We’ve all met an influencer marketer.
You remember the cool kids in high school who started trends before you did (well, at least were noticed for the trend before you were)? When Jessica with the gorgeous hair showed off her True Religion Jeans and you thought, I should go buy a pair?
The digital marketing world has turned quite provocative for those with a large following – like Jessica from high school.
Influencers attract followers by the horde because of their FOMO beloved lifestyle. From promoting a tea that just absolutely helps you shed that last pound to promoting a can of soda, “you have to try this!” it situates one-to-one consumerism. If you see someone you know (and like) getting on board with a product and recommending it, why wouldn’t you do the same?
Instagram has been wildly beneficial to those who have that secret ingredient to turn a product into a brand. One sponsored ad from a celebrity, and you’re already reaching 80 million people.
It’s no coincidence that retail stores are now turning to such promotion. Once secondary, now essential, online marketing has found ways of connecting with buyers by buying into their social network. While there are plenty of benefits to this idea (talk about dollar signs), every form of marketing has its, potential, drawbacks.
If you’ve been active on social media this past month, you’ll have seen the shakedown from Pepsi and their commercial with Kendall Jenner. The Kardashian/Jenner family are some of the most prominent influencers out there (they have individual social followings of up to 95 million people on Instagram alone).
So, when Pepsi hired Kendall to be in their commercial, they thought they had this one in the bag. The commercial would attract millennials and generation z babies, it would speak to current issues and spark love for the brand. Instead, the tone-deaf commercial came across as shallow and insensitive.

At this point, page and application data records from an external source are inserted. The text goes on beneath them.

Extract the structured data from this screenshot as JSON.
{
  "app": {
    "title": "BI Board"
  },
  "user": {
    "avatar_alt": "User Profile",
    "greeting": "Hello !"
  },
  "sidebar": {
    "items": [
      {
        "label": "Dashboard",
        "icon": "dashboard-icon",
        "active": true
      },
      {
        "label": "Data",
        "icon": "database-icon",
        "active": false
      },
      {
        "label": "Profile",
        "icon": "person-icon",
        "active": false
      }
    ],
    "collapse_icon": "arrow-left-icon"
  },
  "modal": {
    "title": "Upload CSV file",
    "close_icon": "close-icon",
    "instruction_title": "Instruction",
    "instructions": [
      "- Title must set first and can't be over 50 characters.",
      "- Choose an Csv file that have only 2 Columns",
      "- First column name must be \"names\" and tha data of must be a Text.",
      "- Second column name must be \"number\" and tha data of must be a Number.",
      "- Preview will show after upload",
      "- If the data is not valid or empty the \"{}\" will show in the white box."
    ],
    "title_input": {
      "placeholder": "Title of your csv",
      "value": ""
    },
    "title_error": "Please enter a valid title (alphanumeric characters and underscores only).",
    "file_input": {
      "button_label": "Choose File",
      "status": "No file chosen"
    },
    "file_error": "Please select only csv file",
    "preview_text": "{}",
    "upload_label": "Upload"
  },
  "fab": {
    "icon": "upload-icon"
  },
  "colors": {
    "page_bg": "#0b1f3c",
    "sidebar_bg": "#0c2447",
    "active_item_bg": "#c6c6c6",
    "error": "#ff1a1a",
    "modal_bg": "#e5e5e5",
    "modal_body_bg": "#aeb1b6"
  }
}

In the commercial, Ms. Jenner is seen leaving a fashion shoot to join a protest and approaches a police officer. What solves this tense interaction? Why, handing a Pepsi to the officer, of course.
It was the marginalization that killed this commercial.

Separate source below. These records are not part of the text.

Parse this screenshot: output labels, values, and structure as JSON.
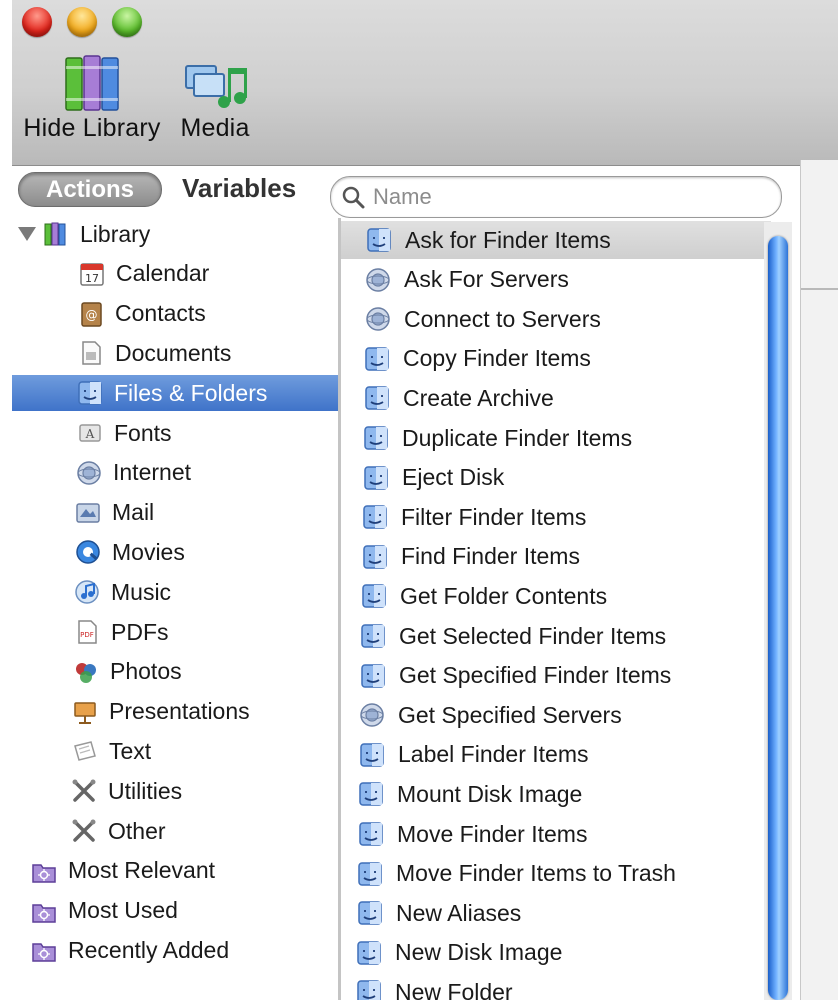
{
  "toolbar": {
    "hide_library_label": "Hide Library",
    "media_label": "Media"
  },
  "tabs": {
    "actions": "Actions",
    "variables": "Variables"
  },
  "search": {
    "placeholder": "Name",
    "value": ""
  },
  "library": {
    "root": "Library",
    "items": [
      {
        "label": "Calendar",
        "icon": "calendar-icon"
      },
      {
        "label": "Contacts",
        "icon": "contacts-icon"
      },
      {
        "label": "Documents",
        "icon": "documents-icon"
      },
      {
        "label": "Files & Folders",
        "icon": "finder-icon",
        "selected": true
      },
      {
        "label": "Fonts",
        "icon": "fonts-icon"
      },
      {
        "label": "Internet",
        "icon": "internet-icon"
      },
      {
        "label": "Mail",
        "icon": "mail-icon"
      },
      {
        "label": "Movies",
        "icon": "movies-icon"
      },
      {
        "label": "Music",
        "icon": "music-icon"
      },
      {
        "label": "PDFs",
        "icon": "pdf-icon"
      },
      {
        "label": "Photos",
        "icon": "photos-icon"
      },
      {
        "label": "Presentations",
        "icon": "presentations-icon"
      },
      {
        "label": "Text",
        "icon": "text-icon"
      },
      {
        "label": "Utilities",
        "icon": "utilities-icon"
      },
      {
        "label": "Other",
        "icon": "other-icon"
      }
    ],
    "smart_groups": [
      {
        "label": "Most Relevant",
        "icon": "smart-folder-icon"
      },
      {
        "label": "Most Used",
        "icon": "smart-folder-icon"
      },
      {
        "label": "Recently Added",
        "icon": "smart-folder-icon"
      }
    ]
  },
  "actions": [
    {
      "label": "Ask for Finder Items",
      "icon": "finder-icon",
      "selected": true
    },
    {
      "label": "Ask For Servers",
      "icon": "network-icon"
    },
    {
      "label": "Connect to Servers",
      "icon": "network-icon"
    },
    {
      "label": "Copy Finder Items",
      "icon": "finder-icon"
    },
    {
      "label": "Create Archive",
      "icon": "finder-icon"
    },
    {
      "label": "Duplicate Finder Items",
      "icon": "finder-icon"
    },
    {
      "label": "Eject Disk",
      "icon": "finder-icon"
    },
    {
      "label": "Filter Finder Items",
      "icon": "finder-icon"
    },
    {
      "label": "Find Finder Items",
      "icon": "finder-icon"
    },
    {
      "label": "Get Folder Contents",
      "icon": "finder-icon"
    },
    {
      "label": "Get Selected Finder Items",
      "icon": "finder-icon"
    },
    {
      "label": "Get Specified Finder Items",
      "icon": "finder-icon"
    },
    {
      "label": "Get Specified Servers",
      "icon": "network-icon"
    },
    {
      "label": "Label Finder Items",
      "icon": "finder-icon"
    },
    {
      "label": "Mount Disk Image",
      "icon": "finder-icon"
    },
    {
      "label": "Move Finder Items",
      "icon": "finder-icon"
    },
    {
      "label": "Move Finder Items to Trash",
      "icon": "finder-icon"
    },
    {
      "label": "New Aliases",
      "icon": "finder-icon"
    },
    {
      "label": "New Disk Image",
      "icon": "finder-icon"
    },
    {
      "label": "New Folder",
      "icon": "finder-icon"
    }
  ],
  "colors": {
    "selection_blue": "#3f73c9",
    "scroll_thumb": "#2d74d8"
  }
}
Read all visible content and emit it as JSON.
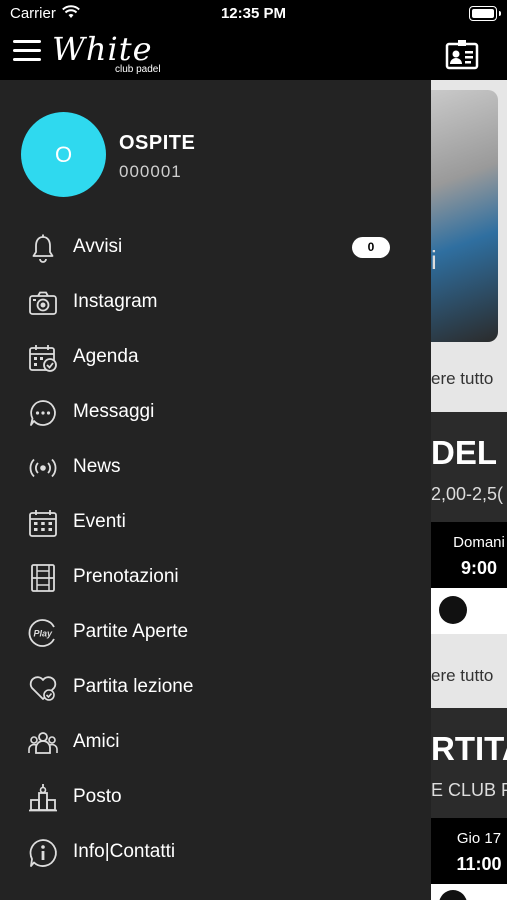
{
  "status_bar": {
    "carrier": "Carrier",
    "time": "12:35 PM"
  },
  "header": {
    "logo_text": "White",
    "logo_subtext": "club padel"
  },
  "user": {
    "initial": "O",
    "name": "OSPITE",
    "code": "000001"
  },
  "menu": [
    {
      "label": "Avvisi",
      "icon": "bell-icon",
      "badge": "0"
    },
    {
      "label": "Instagram",
      "icon": "camera-icon"
    },
    {
      "label": "Agenda",
      "icon": "calendar-check-icon"
    },
    {
      "label": "Messaggi",
      "icon": "chat-bubble-icon"
    },
    {
      "label": "News",
      "icon": "broadcast-icon"
    },
    {
      "label": "Eventi",
      "icon": "calendar-grid-icon"
    },
    {
      "label": "Prenotazioni",
      "icon": "court-icon"
    },
    {
      "label": "Partite Aperte",
      "icon": "play-icon"
    },
    {
      "label": "Partita lezione",
      "icon": "heart-icon"
    },
    {
      "label": "Amici",
      "icon": "friends-icon"
    },
    {
      "label": "Posto",
      "icon": "venue-icon"
    },
    {
      "label": "Info|Contatti",
      "icon": "info-icon"
    }
  ],
  "background": {
    "photo_letter": "i",
    "see_all_1": "ere tutto",
    "card1_title": "DEL",
    "card1_price": "2,00-2,5(",
    "card1_day": "Domani",
    "card1_time": "9:00",
    "see_all_2": "ere tutto",
    "card2_title": "RTITA",
    "card2_subtitle": "E CLUB P",
    "card2_day": "Gio 17",
    "card2_time": "11:00"
  }
}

Pepsi had its sight on reaching a large audience through Kendall, but they didn’t consider her brand when hiring her. Her brand thrives off capitalism. Her entire empire is built off people buying and consuming materialistic products. Which, intrinsically, is fine. After all, we are a consumer driven society.

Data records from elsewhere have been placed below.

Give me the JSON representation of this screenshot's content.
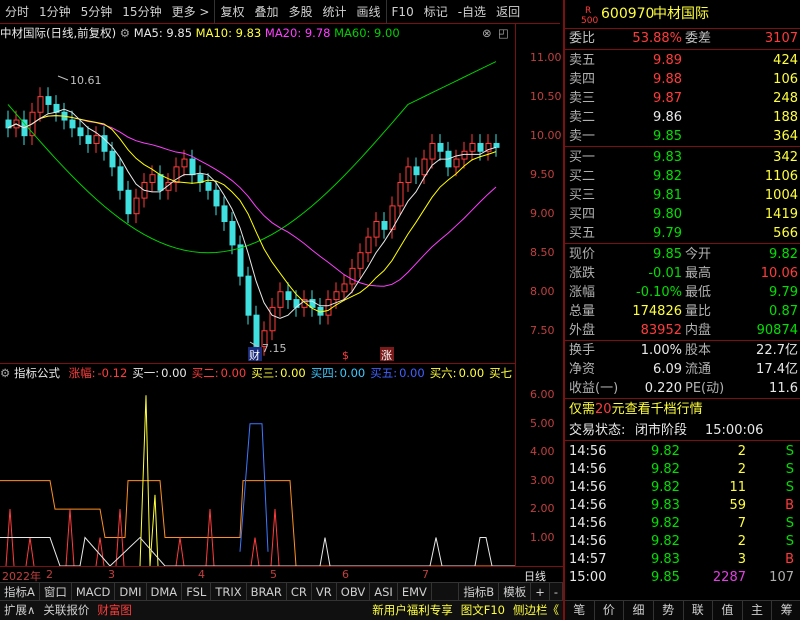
{
  "toolbar": {
    "items": [
      "分时",
      "1分钟",
      "5分钟",
      "15分钟",
      "更多 >",
      "复权",
      "叠加",
      "多股",
      "统计",
      "画线",
      "F10",
      "标记",
      "-自选",
      "返回"
    ]
  },
  "chart": {
    "title_name": "中材国际(日线,前复权)",
    "ma5": "MA5: 9.85",
    "ma10": "MA10: 9.83",
    "ma20": "MA20: 9.78",
    "ma60": "MA60: 9.00",
    "high_label": "10.61",
    "low_label": "7.15",
    "marker_cai": "财",
    "marker_zhang": "涨",
    "colors": {
      "ma5": "#e8e8e8",
      "ma10": "#ffff00",
      "ma20": "#ff40ff",
      "ma60": "#00d000",
      "up": "#ff3c3c",
      "down": "#40e0e0"
    }
  },
  "y_axis_main": [
    "11.00",
    "10.50",
    "10.00",
    "9.50",
    "9.00",
    "8.50",
    "8.00",
    "7.50"
  ],
  "indicator": {
    "name": "指标公式",
    "items": [
      {
        "label": "涨幅:",
        "value": "-0.12",
        "color": "#ff3c3c"
      },
      {
        "label": "买一:",
        "value": "0.00",
        "color": "#e8e8e8"
      },
      {
        "label": "买二:",
        "value": "0.00",
        "color": "#ff3c3c"
      },
      {
        "label": "买三:",
        "value": "0.00",
        "color": "#ffff3c"
      },
      {
        "label": "买四:",
        "value": "0.00",
        "color": "#3cc8ff"
      },
      {
        "label": "买五:",
        "value": "0.00",
        "color": "#4060ff"
      },
      {
        "label": "买六:",
        "value": "0.00",
        "color": "#ffff3c"
      },
      {
        "label": "买七",
        "value": "",
        "color": "#ffff3c"
      }
    ]
  },
  "y_axis_ind": [
    "6.00",
    "5.00",
    "4.00",
    "3.00",
    "2.00",
    "1.00"
  ],
  "date_axis": {
    "labels": [
      "2022年",
      "2",
      "3",
      "4",
      "5",
      "6",
      "7"
    ],
    "right": "日线"
  },
  "tabs": [
    "指标A",
    "窗口",
    "MACD",
    "DMI",
    "DMA",
    "FSL",
    "TRIX",
    "BRAR",
    "CR",
    "VR",
    "OBV",
    "ASI",
    "EMV",
    "",
    "指标B",
    "模板",
    "+",
    "-"
  ],
  "statusbar": {
    "left": [
      "扩展∧",
      "关联报价",
      "财富图"
    ],
    "right": [
      "新用户福利专享",
      "图文F10",
      "侧边栏《"
    ]
  },
  "quote": {
    "tag_r": "R",
    "tag_500": "500",
    "code": "600970",
    "name": "中材国际",
    "weibi_label": "委比",
    "weibi": "53.88%",
    "weicha_label": "委差",
    "weicha": "3107",
    "asks": [
      {
        "label": "卖五",
        "price": "9.89",
        "vol": "424",
        "pc": "c-red"
      },
      {
        "label": "卖四",
        "price": "9.88",
        "vol": "106",
        "pc": "c-red"
      },
      {
        "label": "卖三",
        "price": "9.87",
        "vol": "248",
        "pc": "c-red"
      },
      {
        "label": "卖二",
        "price": "9.86",
        "vol": "188",
        "pc": "c-white"
      },
      {
        "label": "卖一",
        "price": "9.85",
        "vol": "364",
        "pc": "c-green"
      }
    ],
    "bids": [
      {
        "label": "买一",
        "price": "9.83",
        "vol": "342",
        "pc": "c-green"
      },
      {
        "label": "买二",
        "price": "9.82",
        "vol": "1106",
        "pc": "c-green"
      },
      {
        "label": "买三",
        "price": "9.81",
        "vol": "1004",
        "pc": "c-green"
      },
      {
        "label": "买四",
        "price": "9.80",
        "vol": "1419",
        "pc": "c-green"
      },
      {
        "label": "买五",
        "price": "9.79",
        "vol": "566",
        "pc": "c-green"
      }
    ],
    "stats": [
      {
        "l1": "现价",
        "v1": "9.85",
        "c1": "c-green",
        "l2": "今开",
        "v2": "9.82",
        "c2": "c-green"
      },
      {
        "l1": "涨跌",
        "v1": "-0.01",
        "c1": "c-green",
        "l2": "最高",
        "v2": "10.06",
        "c2": "c-red"
      },
      {
        "l1": "涨幅",
        "v1": "-0.10%",
        "c1": "c-green",
        "l2": "最低",
        "v2": "9.79",
        "c2": "c-green"
      },
      {
        "l1": "总量",
        "v1": "174826",
        "c1": "c-yellow",
        "l2": "量比",
        "v2": "0.87",
        "c2": "c-green"
      },
      {
        "l1": "外盘",
        "v1": "83952",
        "c1": "c-red",
        "l2": "内盘",
        "v2": "90874",
        "c2": "c-green"
      }
    ],
    "stats2": [
      {
        "l1": "换手",
        "v1": "1.00%",
        "l2": "股本",
        "v2": "22.7亿"
      },
      {
        "l1": "净资",
        "v1": "6.09",
        "l2": "流通",
        "v2": "17.4亿"
      },
      {
        "l1": "收益(一)",
        "v1": "0.220",
        "l2": "PE(动)",
        "v2": "11.6"
      }
    ],
    "promo_pre": "仅需",
    "promo_num": "20",
    "promo_post": "元查看千档行情",
    "trade_status_label": "交易状态:",
    "trade_status": "闭市阶段",
    "trade_time": "15:00:06",
    "ticks": [
      {
        "time": "14:56",
        "price": "9.82",
        "vol": "2",
        "bs": "S",
        "vc": "c-yellow"
      },
      {
        "time": "14:56",
        "price": "9.82",
        "vol": "2",
        "bs": "S",
        "vc": "c-yellow"
      },
      {
        "time": "14:56",
        "price": "9.82",
        "vol": "11",
        "bs": "S",
        "vc": "c-yellow"
      },
      {
        "time": "14:56",
        "price": "9.83",
        "vol": "59",
        "bs": "B",
        "vc": "c-yellow"
      },
      {
        "time": "14:56",
        "price": "9.82",
        "vol": "7",
        "bs": "S",
        "vc": "c-yellow"
      },
      {
        "time": "14:56",
        "price": "9.82",
        "vol": "2",
        "bs": "S",
        "vc": "c-yellow"
      },
      {
        "time": "14:57",
        "price": "9.83",
        "vol": "3",
        "bs": "B",
        "vc": "c-yellow"
      },
      {
        "time": "15:00",
        "price": "9.85",
        "vol": "2287",
        "bs": "107",
        "vc": "c-purple"
      }
    ],
    "nav": [
      "笔",
      "价",
      "细",
      "势",
      "联",
      "值",
      "主",
      "筹"
    ]
  }
}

But, it does not bode well when you try to marry politics with capitalism. It’s paradoxical, isn’t it?
One would think an influencer marketing would allow for a more stable connection to the buyer, after all, it is delving into personal interaction. And really, it does, if done correctly.
For example, Nautica recently signed Lil Yachty to be an ambassador – he even created a clothing line with the retailer. The connection is visible, just read the two names.
While this might make for an odd pair, as Nautica’s customers don’t necessarily have red, beaded dreads or predominately listen to rap, this connection remains positive because it can attract new customers and a more youthful demographic.
Hear me out – Pepsi and Kendall Jenner could have worked if they did not choose to tread into political waters. The commercial could have presented her as another beach-goer, swinging a Pepsi in her hand and hash-tagged the post with “Live Well.” Her followers would have liked the photograph probably over 1 million times and there would be no greater discussion, only buyers.
Influencer marketers must reside at face-value – any further, and it seems like their opinion is one you didn’t want. Think back to Jessica from high school, her recommendation of jeans did not lead into a conversation beyond that initial, oh I want that. In fact, you might have resented her for her level of “coolness.”
In terms of marketing, creating a lasting connection must be made through a variety of different forms, with influencer only being a piece of that puzzle.
In a world where consumers make purchases from social media posts, the line between advertising and opinion has become blurry. The statistics don’t lie: influencers aren’t going anywhere, so make sure you are transparent and give your consumers the full story.